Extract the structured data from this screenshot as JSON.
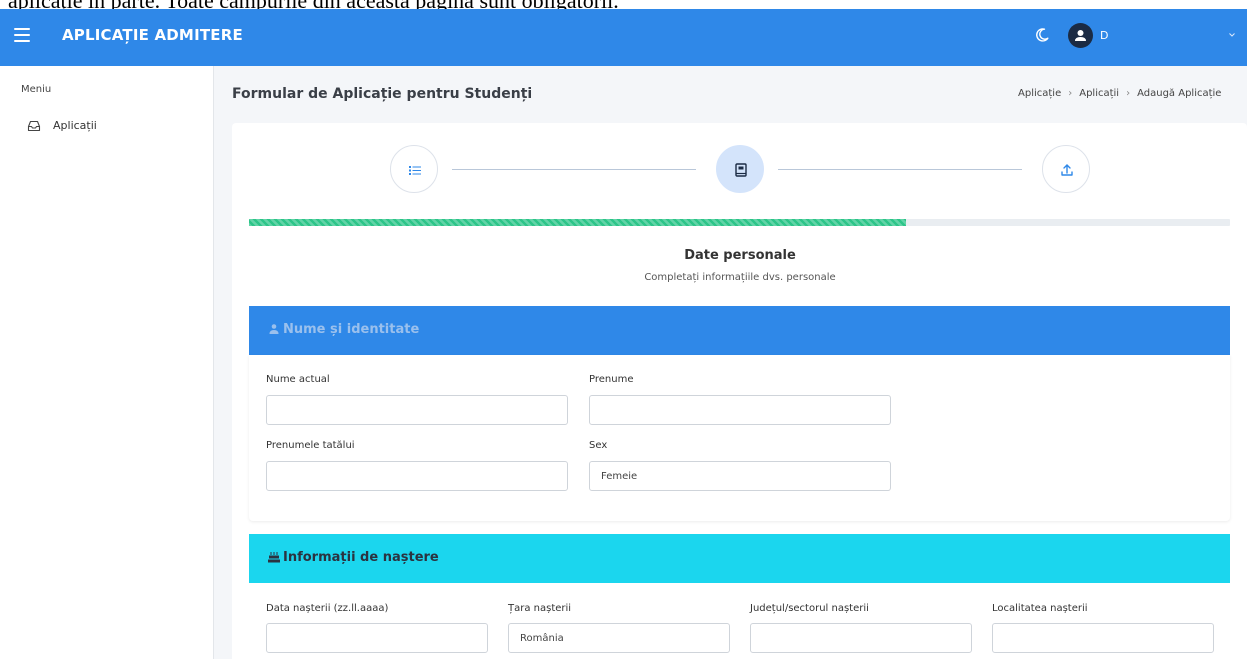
{
  "doc_caption": "aplicație în parte. Toate câmpurile din această pagină sunt obligatorii.",
  "header": {
    "app_title": "APLICAȚIE ADMITERE",
    "user_name": "D",
    "menu_icon": "hamburger-icon",
    "theme_icon": "moon-icon",
    "avatar_icon": "user-icon",
    "dropdown_icon": "chevron-down-icon",
    "brand_color": "#2f88e8"
  },
  "sidebar": {
    "heading": "Meniu",
    "items": [
      {
        "label": "Aplicații",
        "icon": "inbox-icon"
      }
    ]
  },
  "page": {
    "title": "Formular de Aplicație pentru Studenți",
    "breadcrumb": [
      "Aplicație",
      "Aplicații",
      "Adaugă Aplicație"
    ]
  },
  "wizard": {
    "steps": [
      {
        "icon": "list-icon",
        "active": false
      },
      {
        "icon": "book-icon",
        "active": true
      },
      {
        "icon": "upload-icon",
        "active": false
      }
    ],
    "progress": 0.67,
    "progress_color": "#2dc589",
    "section_title": "Date personale",
    "section_subtitle": "Completați informațiile dvs. personale"
  },
  "identity": {
    "title": "Nume și identitate",
    "icon": "user-icon",
    "header_color": "#2f88e8",
    "fields": {
      "last_name": {
        "label": "Nume actual",
        "value": ""
      },
      "first_name": {
        "label": "Prenume",
        "value": ""
      },
      "father_name": {
        "label": "Prenumele tatălui",
        "value": ""
      },
      "sex": {
        "label": "Sex",
        "value": "Femeie"
      }
    }
  },
  "birth": {
    "title": "Informații de naștere",
    "icon": "cake-icon",
    "header_color": "#1bd6ee",
    "fields": {
      "birth_date": {
        "label": "Data nașterii (zz.ll.aaaa)",
        "value": ""
      },
      "birth_country": {
        "label": "Țara nașterii",
        "value": "România"
      },
      "birth_county": {
        "label": "Județul/sectorul nașterii",
        "value": ""
      },
      "birth_city": {
        "label": "Localitatea nașterii",
        "value": ""
      }
    }
  }
}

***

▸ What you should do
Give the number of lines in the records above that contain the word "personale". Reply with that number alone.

▸ Result for this exercise
2